I was planning to write an article about who Max Mosley’s successor as FIA president could be as he was expected to stand down in 2009. However following the allegations about his sex life made today his immediate future is now in doubt.
So who is likely to take over from Mosley, one of the most powerful men in Formula 1? Here are a few names:
Marco Piccinini has been deputy president of the FIA since 1998 and were Mosley to resign the Italian would probably take over, at least in the short term until new elections were held.
Piccinini is best known as a Ferrari man – he became sporting director of the Italian team in 1978 and took over briefly following Enzo Ferrari’s death in 1988 – he had also been Ferrari’s private banker. During this period he was closely involved in discussions over the creation of the first Concorde Agreement, the governing document by which F1 is run.
He is still on the board of directors for the Italian team, but has had several other roles in F1. In 2003 it was rumoured that Piccinini would take over from Bernie Ecclestone when the Briton relinquished commercial control of F1 (although five years later that still hasn’t happened).
(Incidentally, although Wikipedia is not my principal source for this kind of information I do like to check it, and was intrigued to discover Piccinini apparently created his own entry on there.)
The Frenchman, former CEO of Ferrari and the man who led the team’s recovery from the ignominy of 1993 to the glories of the 2000s, has often been linked with the role of FIA President.
His closeness to Ferrari would make him a controversial choice, as would his questionable attitude to sporting integrity. He has rigidly enforced ‘one driver first’ policies at his teams, most famously at Ferrari with Michael Schumacher, but also while leading Peugeot’s assault on the Paris-Dakar rally. He once selected which of his drivers, Ari Vatanen or Jacky Ickx, should win an event based on the outcome of a coin toss…
Todt first got into rallying by being a co-driver, and later took on former FIA President Jean-Marie Balestre (who recently passed away) when his compatriot introduced radical changes to rallying regulations in the mid-1980s.
At present members of the World Motor Sports Council cannot vote on matters where they are perceived to have conflicts of interest. Many F1 teams, particularly McLaren, may feel Todt unsuitable to judge on any matter relating to F1 due to his long relationship with Ferrari.

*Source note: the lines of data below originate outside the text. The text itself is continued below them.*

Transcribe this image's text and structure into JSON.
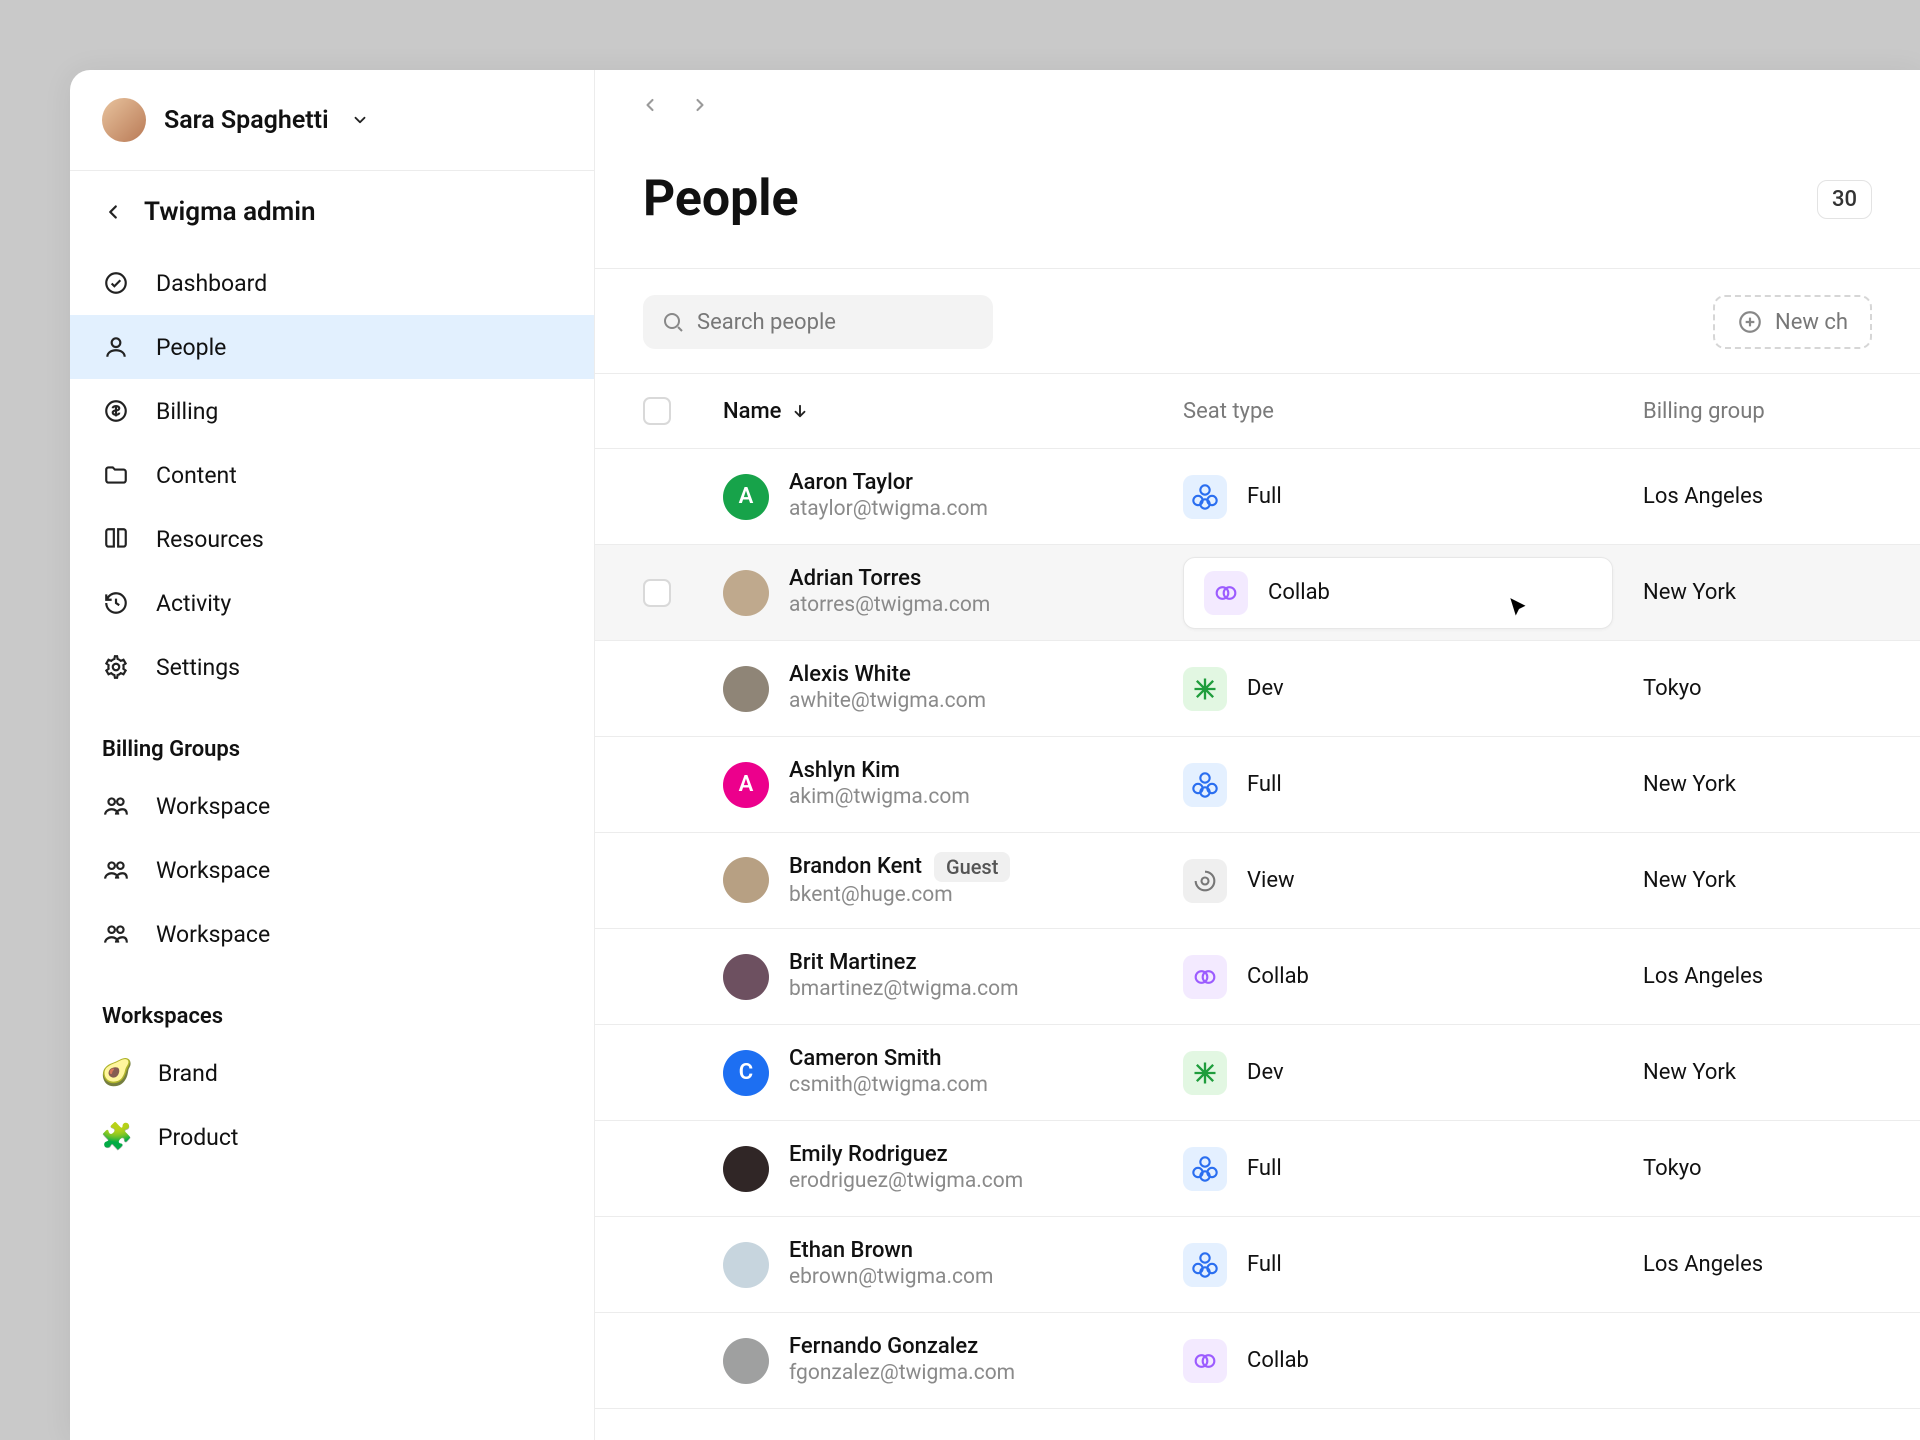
{
  "user": {
    "name": "Sara Spaghetti"
  },
  "section_title": "Twigma admin",
  "nav": [
    {
      "key": "dashboard",
      "label": "Dashboard"
    },
    {
      "key": "people",
      "label": "People"
    },
    {
      "key": "billing",
      "label": "Billing"
    },
    {
      "key": "content",
      "label": "Content"
    },
    {
      "key": "resources",
      "label": "Resources"
    },
    {
      "key": "activity",
      "label": "Activity"
    },
    {
      "key": "settings",
      "label": "Settings"
    }
  ],
  "billing_groups_header": "Billing Groups",
  "billing_groups": [
    {
      "label": "Workspace"
    },
    {
      "label": "Workspace"
    },
    {
      "label": "Workspace"
    }
  ],
  "workspaces_header": "Workspaces",
  "workspaces": [
    {
      "icon": "🥑",
      "label": "Brand"
    },
    {
      "icon": "🧩",
      "label": "Product"
    }
  ],
  "page": {
    "title": "People",
    "count": "30",
    "search_placeholder": "Search people",
    "new_button": "New ch"
  },
  "columns": {
    "name": "Name",
    "seat": "Seat type",
    "billing_group": "Billing group"
  },
  "rows": [
    {
      "name": "Aaron Taylor",
      "email": "ataylor@twigma.com",
      "seat": "Full",
      "seat_type": "full",
      "bg": "Los Angeles",
      "avatar": {
        "text": "A",
        "bg": "#17a34a"
      }
    },
    {
      "name": "Adrian Torres",
      "email": "atorres@twigma.com",
      "seat": "Collab",
      "seat_type": "collab",
      "bg": "New York",
      "avatar": {
        "bg": "#bfa98d"
      },
      "hover": true,
      "dropdown": true
    },
    {
      "name": "Alexis White",
      "email": "awhite@twigma.com",
      "seat": "Dev",
      "seat_type": "dev",
      "bg": "Tokyo",
      "avatar": {
        "bg": "#8f8577"
      }
    },
    {
      "name": "Ashlyn Kim",
      "email": "akim@twigma.com",
      "seat": "Full",
      "seat_type": "full",
      "bg": "New York",
      "avatar": {
        "text": "A",
        "bg": "#ec008c"
      }
    },
    {
      "name": "Brandon Kent",
      "email": "bkent@huge.com",
      "seat": "View",
      "seat_type": "view",
      "bg": "New York",
      "avatar": {
        "bg": "#b7a083"
      },
      "badge": "Guest"
    },
    {
      "name": "Brit Martinez",
      "email": "bmartinez@twigma.com",
      "seat": "Collab",
      "seat_type": "collab",
      "bg": "Los Angeles",
      "avatar": {
        "bg": "#6d5060"
      }
    },
    {
      "name": "Cameron Smith",
      "email": "csmith@twigma.com",
      "seat": "Dev",
      "seat_type": "dev",
      "bg": "New York",
      "avatar": {
        "text": "C",
        "bg": "#1d6ff2"
      }
    },
    {
      "name": "Emily Rodriguez",
      "email": "erodriguez@twigma.com",
      "seat": "Full",
      "seat_type": "full",
      "bg": "Tokyo",
      "avatar": {
        "bg": "#302626"
      }
    },
    {
      "name": "Ethan Brown",
      "email": "ebrown@twigma.com",
      "seat": "Full",
      "seat_type": "full",
      "bg": "Los Angeles",
      "avatar": {
        "bg": "#c7d5de"
      }
    },
    {
      "name": "Fernando Gonzalez",
      "email": "fgonzalez@twigma.com",
      "seat": "Collab",
      "seat_type": "collab",
      "bg": "",
      "avatar": {
        "bg": "#9fa0a0"
      }
    }
  ]
}
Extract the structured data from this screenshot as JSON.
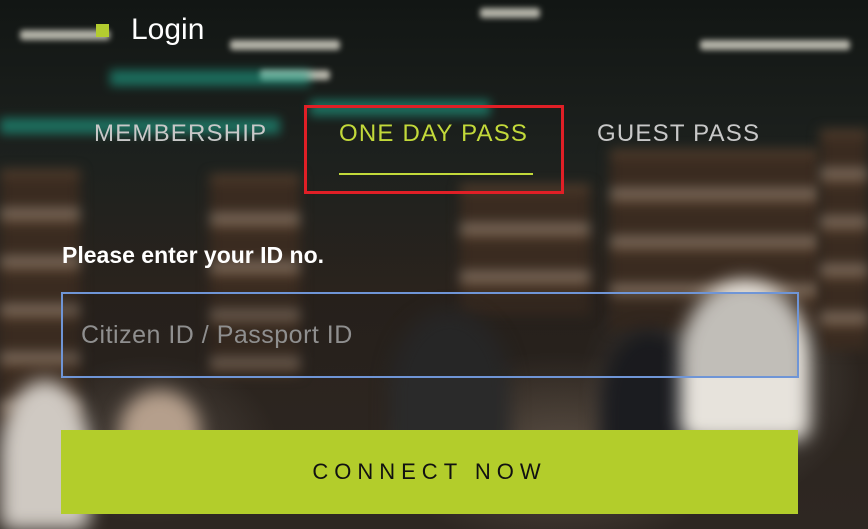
{
  "header": {
    "title": "Login"
  },
  "tabs": [
    {
      "label": "MEMBERSHIP",
      "active": false
    },
    {
      "label": "ONE DAY PASS",
      "active": true
    },
    {
      "label": "GUEST PASS",
      "active": false
    }
  ],
  "form": {
    "id_label": "Please enter your ID no.",
    "id_placeholder": "Citizen ID / Passport ID",
    "id_value": "",
    "submit_label": "CONNECT NOW"
  },
  "colors": {
    "accent": "#b3cd2b",
    "active_tab": "#c2d93a",
    "highlight_box": "#e01f26",
    "input_border": "#6f95d6"
  }
}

A no less controversial choice. Richards managed the Benetton team in 1998 and later returned with BAR-Honda, bringing the struggling team to second in the championship in 2004 before leaving. He was supposed to be leading Prodrive in the sport this year, but Mosley’s failure to implement rules allowing customer cars prevented it from happening.
Richards was critical of Mosley afterwards, and if he were to launch a successful bid for president introducing customer cars would surely be high on his list of priorities.
Like Todt, Richards has been involved in rallying – his Prodrive outfit have run former world champions Subaru for many years. Richards has also been involved in promoting the sport.
Several potential challengers could come from within the World Motor Sports Council. There are seven vice-presidents, none of whom ordinarily get much attention relating to Formula 1.
They include Michel Boeri, who has run the Automobile Club de Monaco for 30 years having taken over from his father. Nazir Hoosein infamously served as an F1 steward and was responsible both for allowing Michael Schumacher to win the 1998 British Grand Prix by taking a penalty after the race had finished, and giving a very controversial penalty to Juan Pablo Montoya at Sepang in 2002 (more on Hoosein here).
Outside the WMSC there are a few unlikely but surely popular potential choices. Damon Hill, former F1 champion and current president of the British Racing Drivers’ Club, would be my favourite. And for irony value, how about Martin Brundle?
Who would you like to see become FIA president?